School board seeks ruling on member's outside employment
(Published May 30, 2005)

Staff Writer

The D.C. Board of Elections and Ethics has been asked to decide whether a Board of Education member's new job working for a local charter school organization poses a conflict of interest with his official duties.

School board Executive Director Russell Smith submitted the written request this month to the elections board on behalf of Jeff Smith, who was elected last fall to represent District I (Wards 1 and 2). Smith, in his first term on the board, is working as an independent contractor for the two-year-old D.C. Public Charter School Association.

Jeff Smith, who is not related to Russell Smith, could not be reached for comment.

The school board's executive director said the board member asserted that he received the job based on his prior experience working as an attorney and not because of his elected position.
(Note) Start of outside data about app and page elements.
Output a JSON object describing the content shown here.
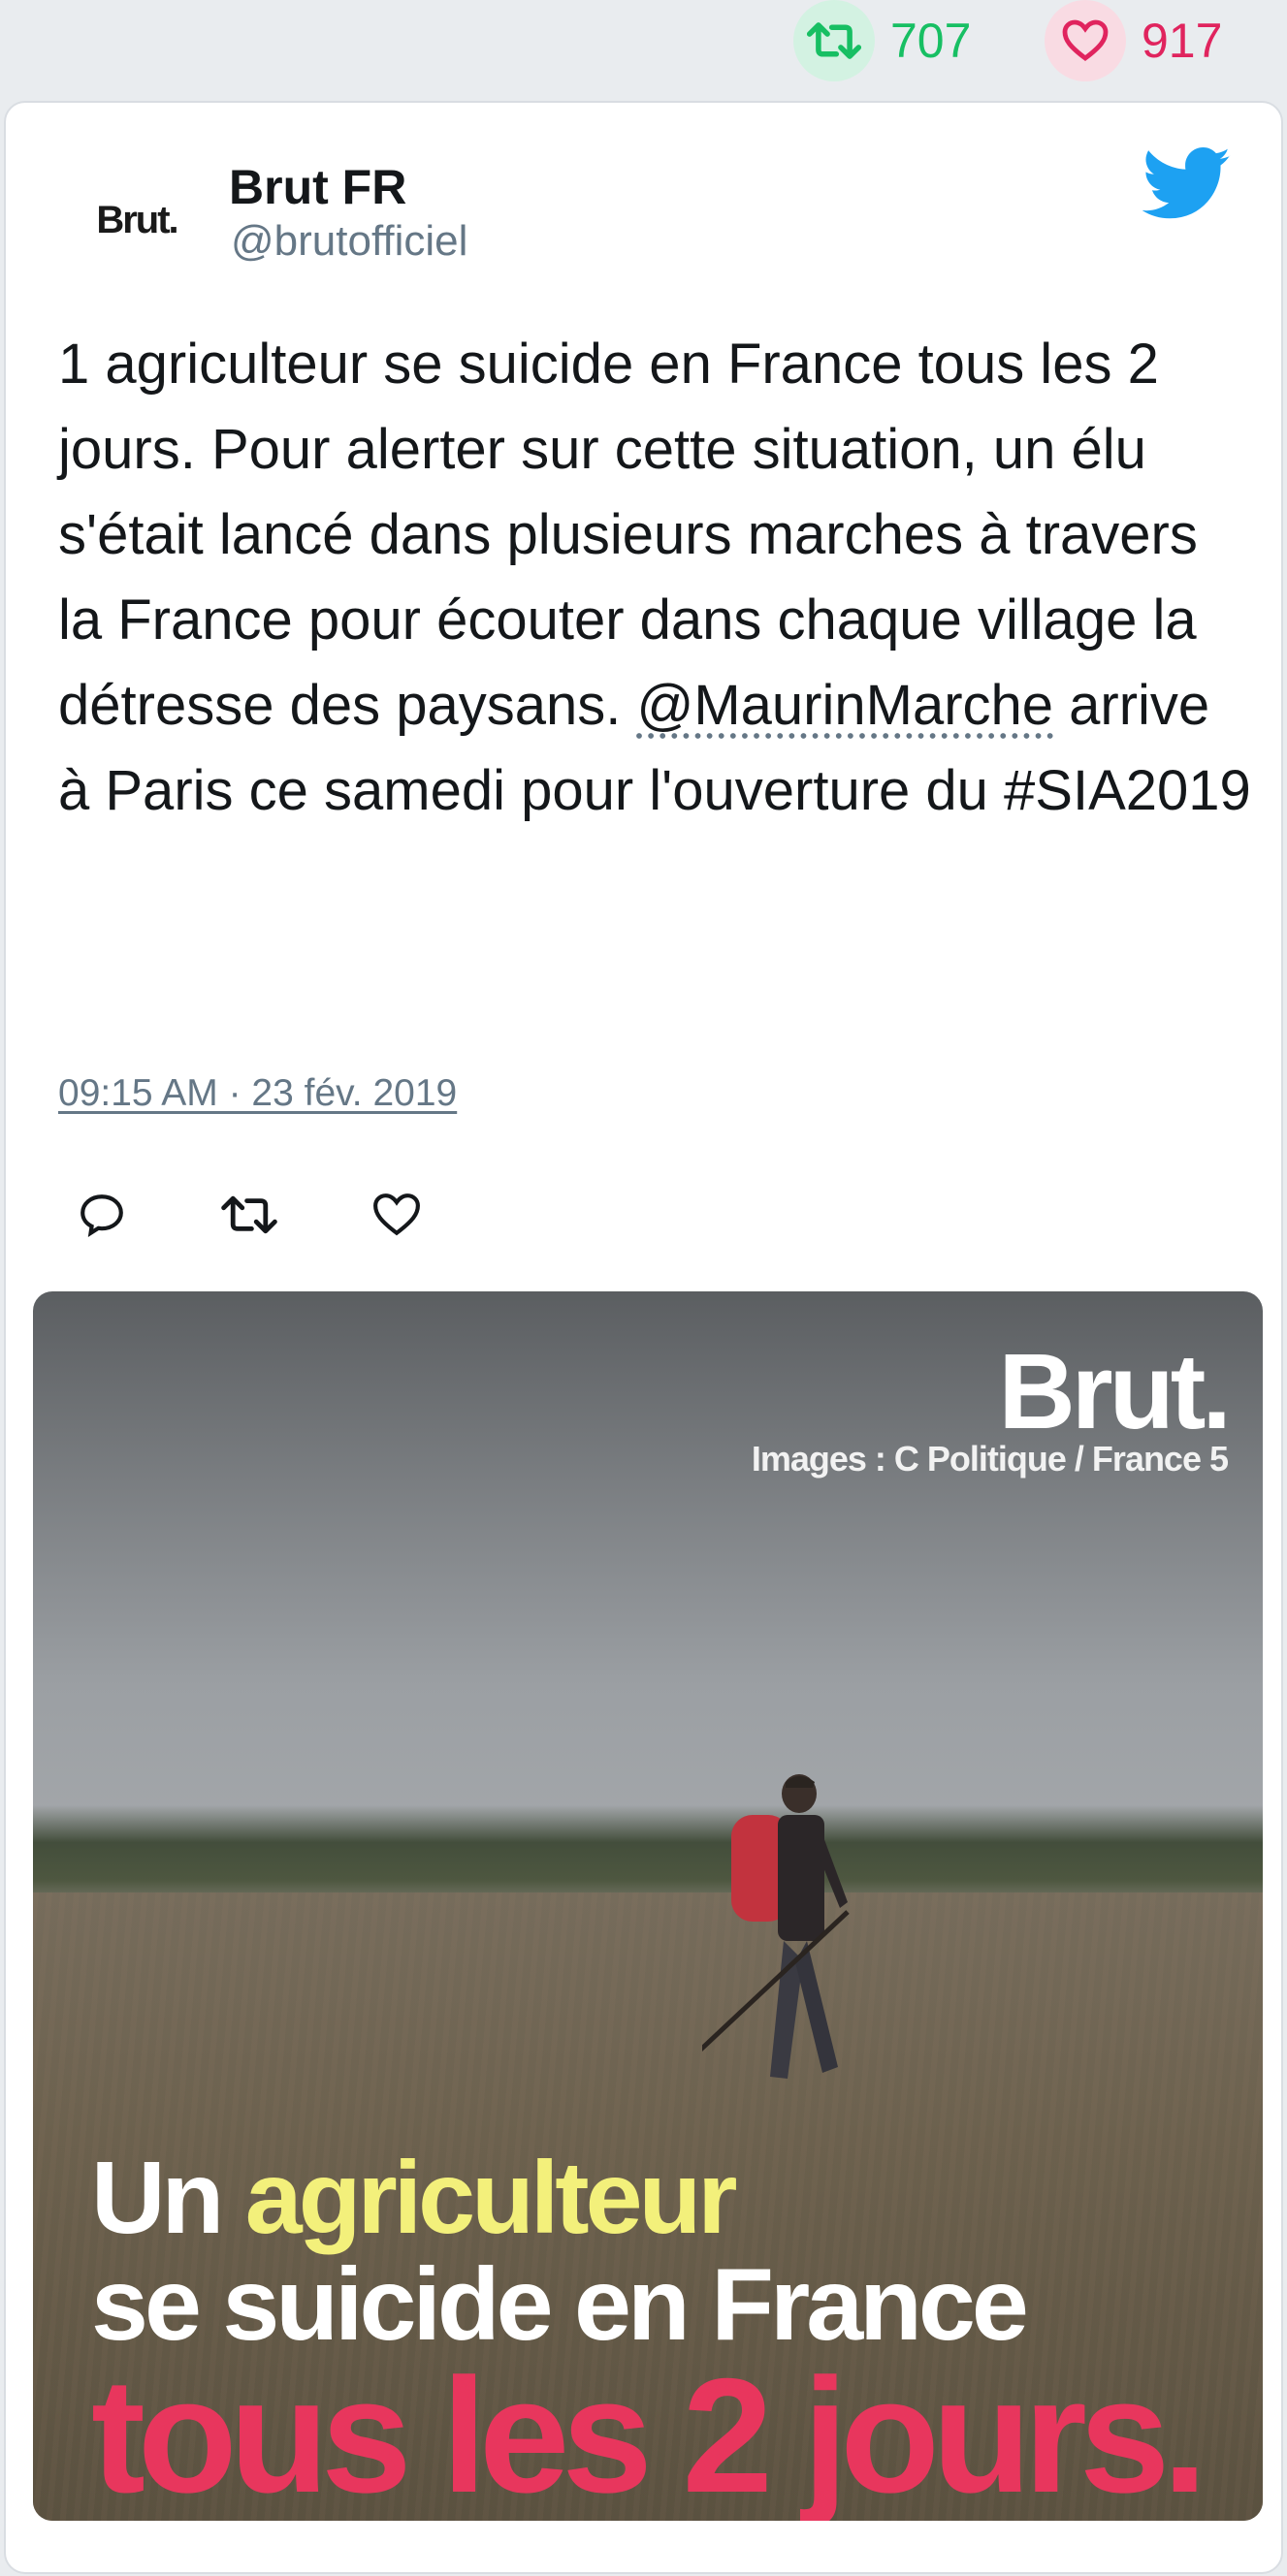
{
  "stats": {
    "retweets": "707",
    "likes": "917",
    "retweet_color": "#17bf63",
    "like_color": "#e0245e"
  },
  "author": {
    "avatar_text": "Brut.",
    "name": "Brut FR",
    "handle": "@brutofficiel"
  },
  "tweet": {
    "text_before": "1 agriculteur se suicide en France tous les 2 jours. Pour alerter sur cette situation, un élu s'était lancé dans plusieurs marches à travers la France pour écouter dans chaque village la détresse des paysans. ",
    "mention": "@MaurinMarche",
    "text_after": " arrive à Paris ce samedi pour l'ouverture du #SIA2019",
    "timestamp": "09:15 AM · 23 fév. 2019"
  },
  "actions": [
    "reply-icon",
    "retweet-icon",
    "like-icon"
  ],
  "media": {
    "brand": "Brut.",
    "credit": "Images : C Politique / France 5",
    "overlay_word1": "Un ",
    "overlay_highlight": "agriculteur",
    "overlay_line2": "se suicide en France",
    "overlay_line3": "tous les 2 jours.",
    "highlight_color": "#f3f07b",
    "emphasis_color": "#e8365d"
  },
  "twitter_blue": "#1da1f2"
}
Under the D.C. Code, elected officials are prohibited from accepting bribes or using their positions for financial gain for themselves, their family members or their businesses.

The District I school board member has been working for the charter school association since receiving clearance from the Office of Campaign Finance in April, said the organization's executive director, Ariana Quinones.

Under the $2,000 contract with the organization, Smith is expected to help the nonprofit organization's member schools receive Medicaid reimbursement for special education services they provide to students.

The D.C. Board of Education serves as a chartering authority in the District and currently oversees 16 public charter schools. Eight of the 19 schools that are members of the charter school association are overseen by the Board of Education on which Smith serves.

The District's director of campaign finance, Cecily E. Collier-Montgomery, concluded on April 15 that there was "no evidence" that Smith's employment with the organization "would present a conflict of interest" or violate terms associated with his official duties as a school board member.

"Additionally, there does not appear to be any indication that Mr. Smith's official actions or judgment could be influenced by his employment," she said. "Nor does it appear that in the discharge of his official duties Mr. Smith will be required to take actions that will directly or indirectly affect any financial interest linked to his contract."

Smith would be required by law to recuse himself, however, if a matter is brought before the school board involving the charter school association or its member schools "where there is a direct and predictable effect on his financial interest or that of PCSA," Collier-Montgomery stated.

Smith is not the first Board of Education member whose full-time employment related to charter schools has raised questions. District II (Wards 3 and 4) representative Victor Reinoso, also elected last year, works for the Federal City Council, which promotes public charter schools in the District. Reinoso told The Common Denominator before he was elected last year that he would recuse himself from a vote if he felt it posed a conflict of interest with his full-time job.

The Board of Elections is currently soliciting written public comments on Smith's request and is expected to make a decision in June.

Copyright 2005 The Common Denominator